Finance - despite pundits, newspapers and people on the television and maybe even people on the podcasts, from what they say with certainty: "this is going to happen, this is the best way of doing things, our systems are better than somebody else’s systems etc", finance is full of all that. But in fact finance is dominated by randomness, randomness is everything. And so because randomness is everything, you need to be uncertain, you need to have a lack of conviction in certain things because you want to be able to prove that things are wrong.
So when we come up with a new strategy or new idea or new trading system, what we are trying to do is find out what’s wrong with it. And then after months of testing and re-testing and re-thinking about it, if it gets through months of that, then maybe it’s going to work in the future. These are all very weak uncertain statements, but to a certain extent our philosophy of what we do is around that uncertainty and conviction. There are certain things I have conviction about, obviously, I have conviction on the importance of technology, conviction on the importance of risk weighting or coherent portfolio design…but I don’t have conviction about any particular technique. You just do what you think is best and what you think will be persistent.
On doing something that is socially useful...
That’s a hard question to answer, once you start going down that route, what is useful to the economy or useful to the society? The world only needs one car manufacturer; it doesn’t need hundreds of manufacturers or hundreds of models. Nobody really needs expensive meals and restaurants, so expensive meals and restaurants aren’t really doing anything for the economy. Nobody needs podcasts, we can live without them. Once you get into that, you’re getting into some dangerous water.

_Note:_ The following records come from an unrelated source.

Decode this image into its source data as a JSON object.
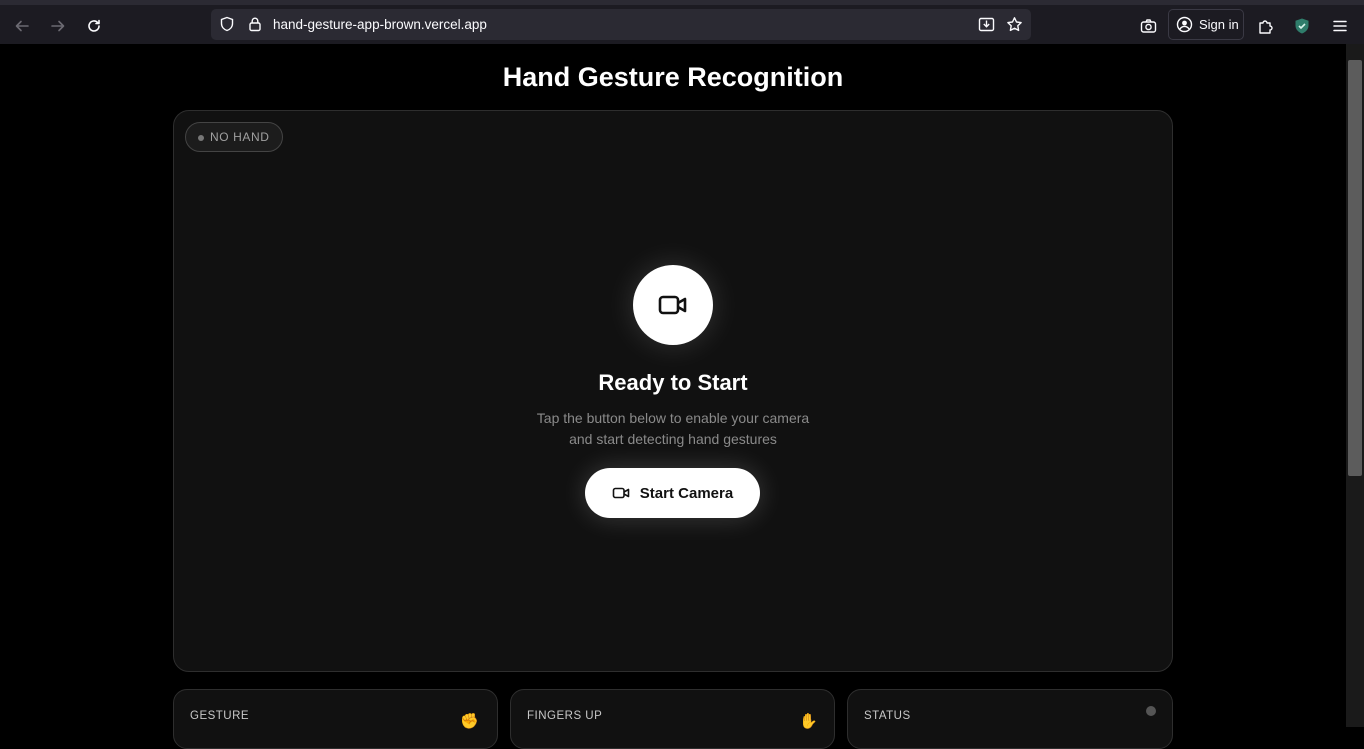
{
  "browser": {
    "url": "hand-gesture-app-brown.vercel.app",
    "signin_label": "Sign in"
  },
  "page": {
    "title": "Hand Gesture Recognition"
  },
  "camera_panel": {
    "hand_status": "NO HAND",
    "ready_title": "Ready to Start",
    "description_line1": "Tap the button below to enable your camera",
    "description_line2": "and start detecting hand gestures",
    "start_button_label": "Start Camera"
  },
  "stats": [
    {
      "label": "GESTURE",
      "icon": "✊"
    },
    {
      "label": "FINGERS UP",
      "icon": "✋"
    },
    {
      "label": "STATUS",
      "icon": "status-dot"
    }
  ]
}
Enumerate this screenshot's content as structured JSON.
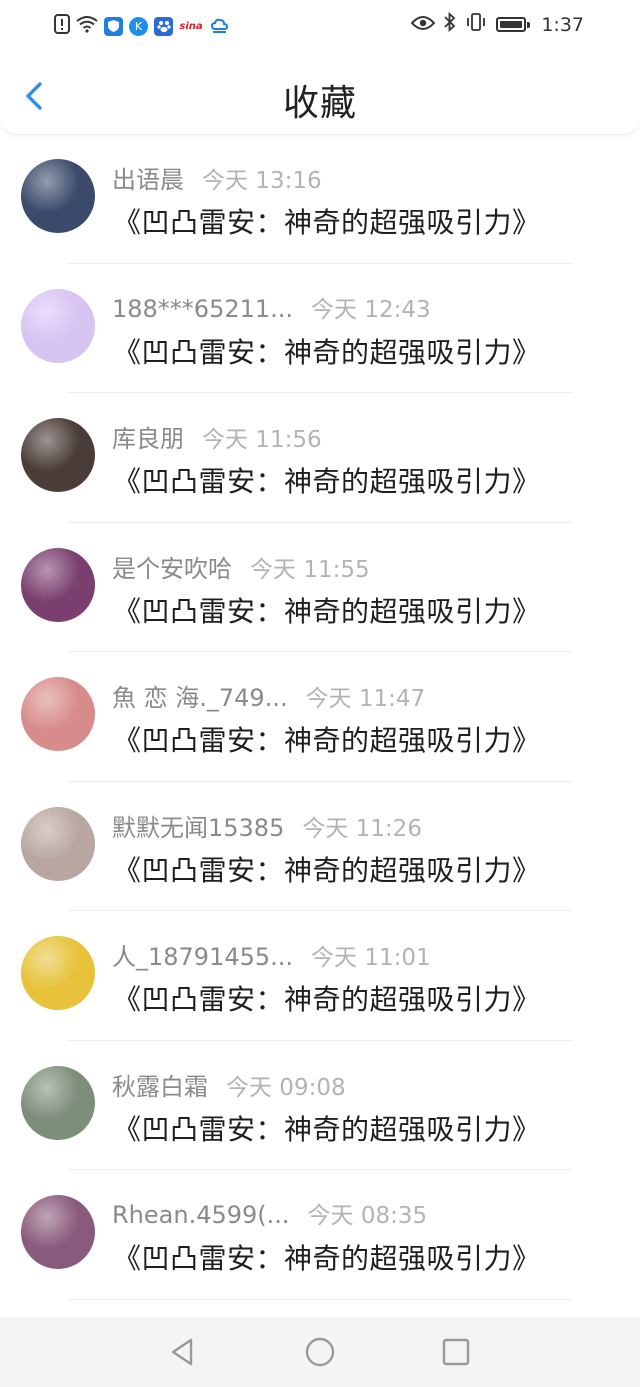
{
  "status_bar": {
    "time": "1:37",
    "left_icons": [
      "alert-icon",
      "wifi-icon",
      "shield-app-icon",
      "k-app-icon",
      "baidu-app-icon",
      "sina-app-icon",
      "cloud-app-icon"
    ],
    "sina_label": "sina",
    "k_label": "K"
  },
  "header": {
    "title": "收藏"
  },
  "items": [
    {
      "username": "出语晨",
      "time": "今天 13:16",
      "title": "《凹凸雷安：神奇的超强吸引力》",
      "avatar_color": "#3b4a6b"
    },
    {
      "username": "188***65211...",
      "time": "今天 12:43",
      "title": "《凹凸雷安：神奇的超强吸引力》",
      "avatar_color": "#d7c4f3"
    },
    {
      "username": "库良朋",
      "time": "今天 11:56",
      "title": "《凹凸雷安：神奇的超强吸引力》",
      "avatar_color": "#4a3c38"
    },
    {
      "username": "是个安吹哈",
      "time": "今天 11:55",
      "title": "《凹凸雷安：神奇的超强吸引力》",
      "avatar_color": "#7a3f6e"
    },
    {
      "username": "魚 恋 海._749...",
      "time": "今天 11:47",
      "title": "《凹凸雷安：神奇的超强吸引力》",
      "avatar_color": "#d88b8b"
    },
    {
      "username": "默默无闻15385",
      "time": "今天 11:26",
      "title": "《凹凸雷安：神奇的超强吸引力》",
      "avatar_color": "#b9a6a2"
    },
    {
      "username": "人_18791455...",
      "time": "今天 11:01",
      "title": "《凹凸雷安：神奇的超强吸引力》",
      "avatar_color": "#e7c23a"
    },
    {
      "username": "秋露白霜",
      "time": "今天 09:08",
      "title": "《凹凸雷安：神奇的超强吸引力》",
      "avatar_color": "#7d8e7a"
    },
    {
      "username": "Rhean.4599(...",
      "time": "今天 08:35",
      "title": "《凹凸雷安：神奇的超强吸引力》",
      "avatar_color": "#8a5a7c"
    }
  ],
  "colors": {
    "accent": "#2f8ff0",
    "title_text": "#1f1f1f",
    "username_text": "#8a8a8a",
    "time_text": "#b3b3b3"
  }
}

We are, I believe over time, providing something that is valuable to our investors, I think we are doing that as well as we can, we’re constantly trying to add incremental improvements that make the returns better. We won’t make money every month, we won’t make money every year…we’re doing the best we can to produce positive returns for investors. And they are a wide variety of people, they’re pension funds and where I feel - although this is not quite the same as finding a cure for cancer and certainly not the same as landing a probe on a comet - they are fantastic things to do. This is what we do and we make the returns of our investors’ portfolios better in some way.
Where I think there’s a problem of where I think people are doing something which isn’t socially useful is when relatively simple strategies are dressed up as something complex. People effectively being an index tracker, but charging 2-20 for it. The other thing to remember of course, is trend following systematic trading, the money comes from somewhere. If we make money for investors somebody loses it.

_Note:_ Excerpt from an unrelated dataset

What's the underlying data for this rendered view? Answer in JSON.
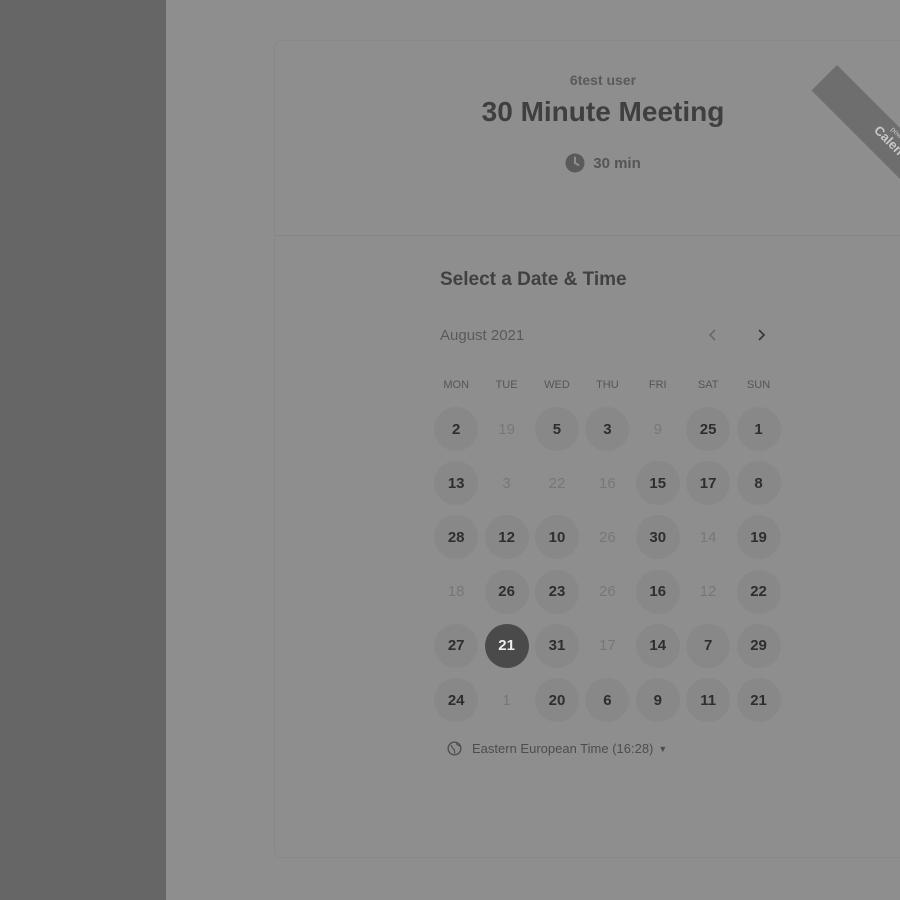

I do believe we do a relatively good thing, if nothing else I provide employment for people in Cambridge, it’s important to remember that this little community is an employer and pays people money.